### Data to examine ###

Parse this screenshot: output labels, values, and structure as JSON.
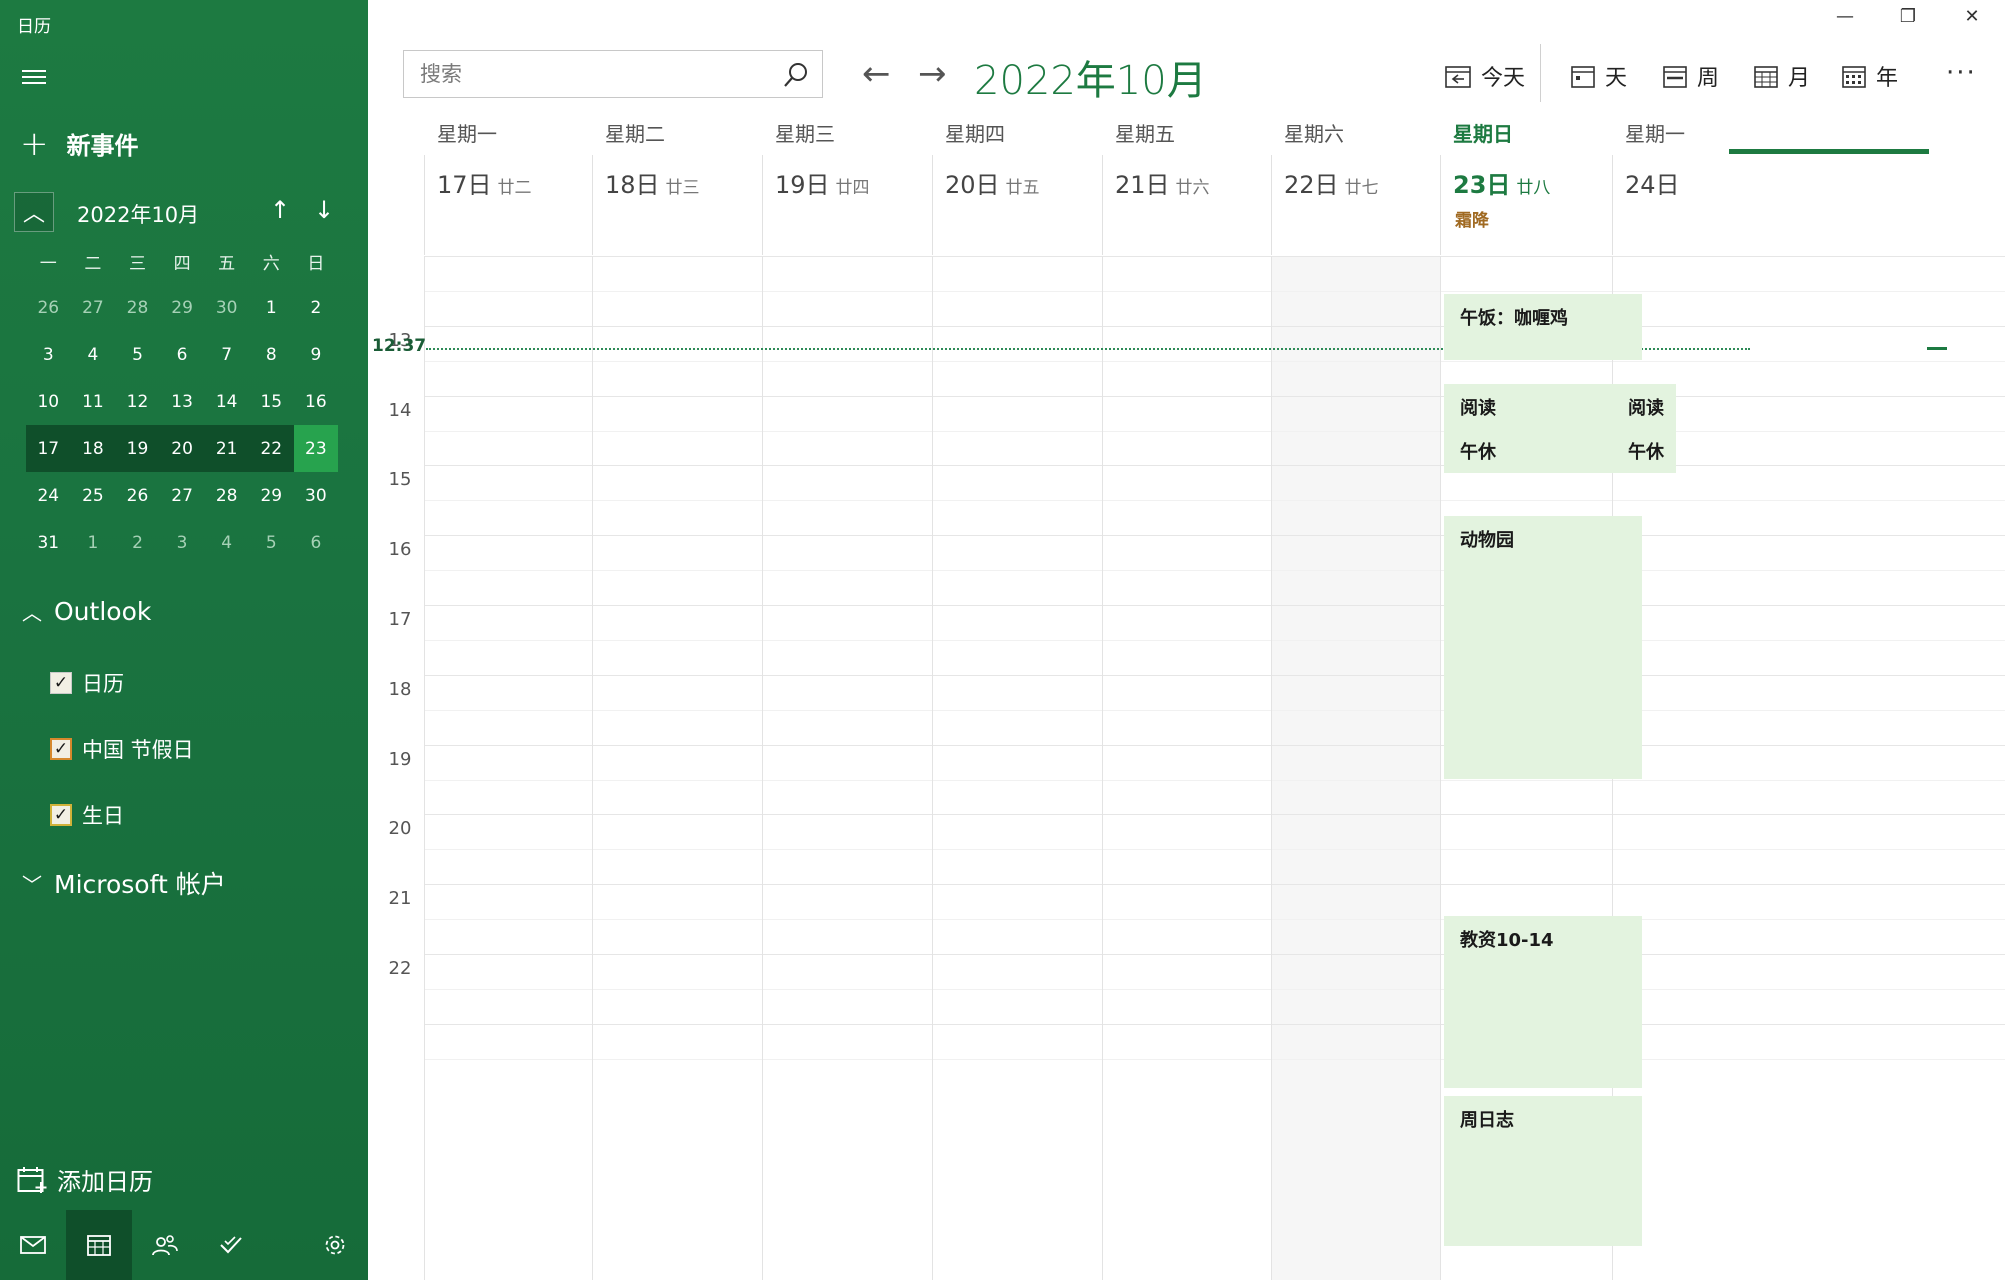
{
  "app": {
    "title": "日历"
  },
  "sidebar": {
    "new_event": "新事件",
    "mini_calendar": {
      "month_title": "2022年10月",
      "weekdays": [
        "一",
        "二",
        "三",
        "四",
        "五",
        "六",
        "日"
      ],
      "weeks": [
        [
          "26",
          "27",
          "28",
          "29",
          "30",
          "1",
          "2"
        ],
        [
          "3",
          "4",
          "5",
          "6",
          "7",
          "8",
          "9"
        ],
        [
          "10",
          "11",
          "12",
          "13",
          "14",
          "15",
          "16"
        ],
        [
          "17",
          "18",
          "19",
          "20",
          "21",
          "22",
          "23"
        ],
        [
          "24",
          "25",
          "26",
          "27",
          "28",
          "29",
          "30"
        ],
        [
          "31",
          "1",
          "2",
          "3",
          "4",
          "5",
          "6"
        ]
      ],
      "selected_week": 3,
      "today_col": 6
    },
    "accounts": [
      {
        "name": "Outlook",
        "expanded": true,
        "calendars": [
          {
            "label": "日历",
            "checked": true,
            "color": "#f2efe4"
          },
          {
            "label": "中国 节假日",
            "checked": true,
            "color": "#d6882d"
          },
          {
            "label": "生日",
            "checked": true,
            "color": "#d1b23a"
          }
        ]
      },
      {
        "name": "Microsoft 帐户",
        "expanded": false,
        "calendars": []
      }
    ],
    "add_calendar": "添加日历",
    "bottom_icons": [
      "mail-icon",
      "calendar-icon",
      "people-icon",
      "todo-icon",
      "settings-icon"
    ],
    "active_bottom": "calendar-icon"
  },
  "toolbar": {
    "search_placeholder": "搜索",
    "month_title": "2022年10月",
    "today": "今天",
    "views": [
      "天",
      "周",
      "月",
      "年"
    ],
    "more": "···"
  },
  "window_controls": {
    "minimize": "—",
    "restore": "❐",
    "close": "✕"
  },
  "week": {
    "days": [
      {
        "name": "星期一",
        "date": "17日",
        "lunar": "廿二"
      },
      {
        "name": "星期二",
        "date": "18日",
        "lunar": "廿三"
      },
      {
        "name": "星期三",
        "date": "19日",
        "lunar": "廿四"
      },
      {
        "name": "星期四",
        "date": "20日",
        "lunar": "廿五"
      },
      {
        "name": "星期五",
        "date": "21日",
        "lunar": "廿六"
      },
      {
        "name": "星期六",
        "date": "22日",
        "lunar": "廿七"
      },
      {
        "name": "星期日",
        "date": "23日",
        "lunar": "廿八",
        "holiday": "霜降",
        "today": true
      },
      {
        "name": "星期一",
        "date": "24日",
        "lunar": ""
      }
    ],
    "current_time": "12:37",
    "hours": [
      "13",
      "14",
      "15",
      "16",
      "17",
      "18",
      "19",
      "20",
      "21",
      "22"
    ]
  },
  "events": [
    {
      "title": "午饭：咖喱鸡",
      "day": 6
    },
    {
      "title": "阅读",
      "day": 6
    },
    {
      "title": "午休",
      "day": 6
    },
    {
      "title": "动物园",
      "day": 6
    },
    {
      "title": "教资10-14",
      "day": 6
    },
    {
      "title": "周日志",
      "day": 6
    },
    {
      "title": "阅读",
      "day": 7
    },
    {
      "title": "午休",
      "day": 7
    }
  ],
  "colors": {
    "accent": "#1d7a41",
    "sidebar": "#1a7340",
    "event_bg": "#e3f3df"
  }
}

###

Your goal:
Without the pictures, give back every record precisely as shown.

Finished exercise:
Parse this screenshot: output labels, values, and structure as JSON.
{
  "app": {
    "title": "日历"
  },
  "sidebar": {
    "new_event": "新事件",
    "mini_calendar": {
      "month_title": "2022年10月",
      "weekdays": [
        "一",
        "二",
        "三",
        "四",
        "五",
        "六",
        "日"
      ],
      "weeks": [
        [
          "26",
          "27",
          "28",
          "29",
          "30",
          "1",
          "2"
        ],
        [
          "3",
          "4",
          "5",
          "6",
          "7",
          "8",
          "9"
        ],
        [
          "10",
          "11",
          "12",
          "13",
          "14",
          "15",
          "16"
        ],
        [
          "17",
          "18",
          "19",
          "20",
          "21",
          "22",
          "23"
        ],
        [
          "24",
          "25",
          "26",
          "27",
          "28",
          "29",
          "30"
        ],
        [
          "31",
          "1",
          "2",
          "3",
          "4",
          "5",
          "6"
        ]
      ],
      "selected_week": 3,
      "today_col": 6
    },
    "accounts": [
      {
        "name": "Outlook",
        "expanded": true,
        "calendars": [
          {
            "label": "日历",
            "checked": true,
            "color": "#f2efe4"
          },
          {
            "label": "中国 节假日",
            "checked": true,
            "color": "#d6882d"
          },
          {
            "label": "生日",
            "checked": true,
            "color": "#d1b23a"
          }
        ]
      },
      {
        "name": "Microsoft 帐户",
        "expanded": false,
        "calendars": []
      }
    ],
    "add_calendar": "添加日历",
    "bottom_icons": [
      "mail-icon",
      "calendar-icon",
      "people-icon",
      "todo-icon",
      "settings-icon"
    ],
    "active_bottom": "calendar-icon"
  },
  "toolbar": {
    "search_placeholder": "搜索",
    "month_title": "2022年10月",
    "today": "今天",
    "views": [
      "天",
      "周",
      "月",
      "年"
    ],
    "more": "···"
  },
  "window_controls": {
    "minimize": "—",
    "restore": "❐",
    "close": "✕"
  },
  "week": {
    "days": [
      {
        "name": "星期一",
        "date": "17日",
        "lunar": "廿二"
      },
      {
        "name": "星期二",
        "date": "18日",
        "lunar": "廿三"
      },
      {
        "name": "星期三",
        "date": "19日",
        "lunar": "廿四"
      },
      {
        "name": "星期四",
        "date": "20日",
        "lunar": "廿五"
      },
      {
        "name": "星期五",
        "date": "21日",
        "lunar": "廿六"
      },
      {
        "name": "星期六",
        "date": "22日",
        "lunar": "廿七"
      },
      {
        "name": "星期日",
        "date": "23日",
        "lunar": "廿八",
        "holiday": "霜降",
        "today": true
      },
      {
        "name": "星期一",
        "date": "24日",
        "lunar": ""
      }
    ],
    "current_time": "12:37",
    "hours": [
      "13",
      "14",
      "15",
      "16",
      "17",
      "18",
      "19",
      "20",
      "21",
      "22"
    ]
  },
  "events": [
    {
      "title": "午饭：咖喱鸡",
      "day": 6
    },
    {
      "title": "阅读",
      "day": 6
    },
    {
      "title": "午休",
      "day": 6
    },
    {
      "title": "动物园",
      "day": 6
    },
    {
      "title": "教资10-14",
      "day": 6
    },
    {
      "title": "周日志",
      "day": 6
    },
    {
      "title": "阅读",
      "day": 7
    },
    {
      "title": "午休",
      "day": 7
    }
  ],
  "colors": {
    "accent": "#1d7a41",
    "sidebar": "#1a7340",
    "event_bg": "#e3f3df"
  }
}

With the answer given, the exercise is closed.